***** INFORMATION SHOWN

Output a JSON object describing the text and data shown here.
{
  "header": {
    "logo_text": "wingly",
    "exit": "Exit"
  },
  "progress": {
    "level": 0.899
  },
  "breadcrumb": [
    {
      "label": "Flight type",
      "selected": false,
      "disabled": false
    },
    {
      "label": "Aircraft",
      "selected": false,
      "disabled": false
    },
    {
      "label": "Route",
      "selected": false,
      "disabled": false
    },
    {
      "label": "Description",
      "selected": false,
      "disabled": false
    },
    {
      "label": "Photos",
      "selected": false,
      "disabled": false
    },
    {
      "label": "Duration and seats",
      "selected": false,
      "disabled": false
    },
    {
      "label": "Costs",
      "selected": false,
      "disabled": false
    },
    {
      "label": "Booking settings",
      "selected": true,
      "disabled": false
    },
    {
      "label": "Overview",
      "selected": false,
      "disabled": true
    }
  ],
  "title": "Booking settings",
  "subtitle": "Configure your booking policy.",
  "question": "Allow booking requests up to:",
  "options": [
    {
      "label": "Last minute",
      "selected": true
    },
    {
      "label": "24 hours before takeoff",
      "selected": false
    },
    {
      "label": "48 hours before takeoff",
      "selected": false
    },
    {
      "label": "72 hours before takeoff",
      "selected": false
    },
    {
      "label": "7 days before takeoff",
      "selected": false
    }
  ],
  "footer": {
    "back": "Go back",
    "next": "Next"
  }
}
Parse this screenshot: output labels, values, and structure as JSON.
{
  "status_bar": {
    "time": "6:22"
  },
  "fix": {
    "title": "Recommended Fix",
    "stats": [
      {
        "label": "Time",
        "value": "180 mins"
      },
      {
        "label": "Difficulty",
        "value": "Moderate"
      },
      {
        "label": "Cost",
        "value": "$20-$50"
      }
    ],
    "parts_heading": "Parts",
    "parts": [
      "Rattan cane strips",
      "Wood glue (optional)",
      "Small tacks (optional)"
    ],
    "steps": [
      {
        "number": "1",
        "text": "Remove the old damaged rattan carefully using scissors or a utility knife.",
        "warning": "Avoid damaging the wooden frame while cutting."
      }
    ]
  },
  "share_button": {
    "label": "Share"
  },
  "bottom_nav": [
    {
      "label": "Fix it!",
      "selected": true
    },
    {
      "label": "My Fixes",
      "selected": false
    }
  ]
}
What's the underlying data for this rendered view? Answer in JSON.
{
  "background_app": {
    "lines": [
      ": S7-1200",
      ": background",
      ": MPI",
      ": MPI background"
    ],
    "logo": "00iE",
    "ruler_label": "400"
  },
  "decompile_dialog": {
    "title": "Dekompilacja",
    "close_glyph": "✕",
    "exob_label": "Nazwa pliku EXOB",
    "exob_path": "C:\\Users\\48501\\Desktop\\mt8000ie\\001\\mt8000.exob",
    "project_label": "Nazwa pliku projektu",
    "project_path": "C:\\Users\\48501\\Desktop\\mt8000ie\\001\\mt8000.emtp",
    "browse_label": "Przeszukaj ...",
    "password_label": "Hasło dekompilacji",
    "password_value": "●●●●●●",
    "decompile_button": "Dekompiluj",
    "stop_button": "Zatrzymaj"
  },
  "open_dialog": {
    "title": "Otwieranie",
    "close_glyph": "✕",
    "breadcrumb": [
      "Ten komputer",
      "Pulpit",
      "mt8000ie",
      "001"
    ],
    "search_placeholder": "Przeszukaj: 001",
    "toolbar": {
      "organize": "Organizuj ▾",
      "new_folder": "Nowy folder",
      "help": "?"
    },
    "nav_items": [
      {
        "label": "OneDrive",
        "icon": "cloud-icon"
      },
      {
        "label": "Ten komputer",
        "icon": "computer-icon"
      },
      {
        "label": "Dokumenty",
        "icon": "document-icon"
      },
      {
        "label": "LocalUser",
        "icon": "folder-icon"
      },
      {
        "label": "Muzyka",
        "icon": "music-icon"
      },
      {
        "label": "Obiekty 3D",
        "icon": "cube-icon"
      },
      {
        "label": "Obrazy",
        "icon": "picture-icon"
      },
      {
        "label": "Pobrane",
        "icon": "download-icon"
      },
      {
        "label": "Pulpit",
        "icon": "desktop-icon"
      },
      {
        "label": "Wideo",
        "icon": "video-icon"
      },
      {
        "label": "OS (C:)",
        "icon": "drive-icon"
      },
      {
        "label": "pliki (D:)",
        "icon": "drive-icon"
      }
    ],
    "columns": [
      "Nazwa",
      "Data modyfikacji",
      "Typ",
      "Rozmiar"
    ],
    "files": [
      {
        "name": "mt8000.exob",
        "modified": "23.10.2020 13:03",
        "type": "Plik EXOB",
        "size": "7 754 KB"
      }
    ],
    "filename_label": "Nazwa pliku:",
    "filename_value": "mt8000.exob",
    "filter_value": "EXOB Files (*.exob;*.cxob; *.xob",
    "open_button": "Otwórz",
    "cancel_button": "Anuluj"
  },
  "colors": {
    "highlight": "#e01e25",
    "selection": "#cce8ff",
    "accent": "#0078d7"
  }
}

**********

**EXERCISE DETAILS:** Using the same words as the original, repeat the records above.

**SOLVED EXERCISE:**
Output a JSON object describing the text and data shown here.
{
  "header": {
    "logo_text": "wingly",
    "exit": "Exit"
  },
  "progress": {
    "level": 0.899
  },
  "breadcrumb": [
    {
      "label": "Flight type",
      "selected": false,
      "disabled": false
    },
    {
      "label": "Aircraft",
      "selected": false,
      "disabled": false
    },
    {
      "label": "Route",
      "selected": false,
      "disabled": false
    },
    {
      "label": "Description",
      "selected": false,
      "disabled": false
    },
    {
      "label": "Photos",
      "selected": false,
      "disabled": false
    },
    {
      "label": "Duration and seats",
      "selected": false,
      "disabled": false
    },
    {
      "label": "Costs",
      "selected": false,
      "disabled": false
    },
    {
      "label": "Booking settings",
      "selected": true,
      "disabled": false
    },
    {
      "label": "Overview",
      "selected": false,
      "disabled": true
    }
  ],
  "title": "Booking settings",
  "subtitle": "Configure your booking policy.",
  "question": "Allow booking requests up to:",
  "options": [
    {
      "label": "Last minute",
      "selected": true
    },
    {
      "label": "24 hours before takeoff",
      "selected": false
    },
    {
      "label": "48 hours before takeoff",
      "selected": false
    },
    {
      "label": "72 hours before takeoff",
      "selected": false
    },
    {
      "label": "7 days before takeoff",
      "selected": false
    }
  ],
  "footer": {
    "back": "Go back",
    "next": "Next"
  }
}
Parse this screenshot: output labels, values, and structure as JSON.
{
  "status_bar": {
    "time": "6:22"
  },
  "fix": {
    "title": "Recommended Fix",
    "stats": [
      {
        "label": "Time",
        "value": "180 mins"
      },
      {
        "label": "Difficulty",
        "value": "Moderate"
      },
      {
        "label": "Cost",
        "value": "$20-$50"
      }
    ],
    "parts_heading": "Parts",
    "parts": [
      "Rattan cane strips",
      "Wood glue (optional)",
      "Small tacks (optional)"
    ],
    "steps": [
      {
        "number": "1",
        "text": "Remove the old damaged rattan carefully using scissors or a utility knife.",
        "warning": "Avoid damaging the wooden frame while cutting."
      }
    ]
  },
  "share_button": {
    "label": "Share"
  },
  "bottom_nav": [
    {
      "label": "Fix it!",
      "selected": true
    },
    {
      "label": "My Fixes",
      "selected": false
    }
  ]
}
What's the underlying data for this rendered view? Answer in JSON.
{
  "background_app": {
    "lines": [
      ": S7-1200",
      ": background",
      ": MPI",
      ": MPI background"
    ],
    "logo": "00iE",
    "ruler_label": "400"
  },
  "decompile_dialog": {
    "title": "Dekompilacja",
    "close_glyph": "✕",
    "exob_label": "Nazwa pliku EXOB",
    "exob_path": "C:\\Users\\48501\\Desktop\\mt8000ie\\001\\mt8000.exob",
    "project_label": "Nazwa pliku projektu",
    "project_path": "C:\\Users\\48501\\Desktop\\mt8000ie\\001\\mt8000.emtp",
    "browse_label": "Przeszukaj ...",
    "password_label": "Hasło dekompilacji",
    "password_value": "●●●●●●",
    "decompile_button": "Dekompiluj",
    "stop_button": "Zatrzymaj"
  },
  "open_dialog": {
    "title": "Otwieranie",
    "close_glyph": "✕",
    "breadcrumb": [
      "Ten komputer",
      "Pulpit",
      "mt8000ie",
      "001"
    ],
    "search_placeholder": "Przeszukaj: 001",
    "toolbar": {
      "organize": "Organizuj ▾",
      "new_folder": "Nowy folder",
      "help": "?"
    },
    "nav_items": [
      {
        "label": "OneDrive",
        "icon": "cloud-icon"
      },
      {
        "label": "Ten komputer",
        "icon": "computer-icon"
      },
      {
        "label": "Dokumenty",
        "icon": "document-icon"
      },
      {
        "label": "LocalUser",
        "icon": "folder-icon"
      },
      {
        "label": "Muzyka",
        "icon": "music-icon"
      },
      {
        "label": "Obiekty 3D",
        "icon": "cube-icon"
      },
      {
        "label": "Obrazy",
        "icon": "picture-icon"
      },
      {
        "label": "Pobrane",
        "icon": "download-icon"
      },
      {
        "label": "Pulpit",
        "icon": "desktop-icon"
      },
      {
        "label": "Wideo",
        "icon": "video-icon"
      },
      {
        "label": "OS (C:)",
        "icon": "drive-icon"
      },
      {
        "label": "pliki (D:)",
        "icon": "drive-icon"
      }
    ],
    "columns": [
      "Nazwa",
      "Data modyfikacji",
      "Typ",
      "Rozmiar"
    ],
    "files": [
      {
        "name": "mt8000.exob",
        "modified": "23.10.2020 13:03",
        "type": "Plik EXOB",
        "size": "7 754 KB"
      }
    ],
    "filename_label": "Nazwa pliku:",
    "filename_value": "mt8000.exob",
    "filter_value": "EXOB Files (*.exob;*.cxob; *.xob",
    "open_button": "Otwórz",
    "cancel_button": "Anuluj"
  },
  "colors": {
    "highlight": "#e01e25",
    "selection": "#cce8ff",
    "accent": "#0078d7"
  }
}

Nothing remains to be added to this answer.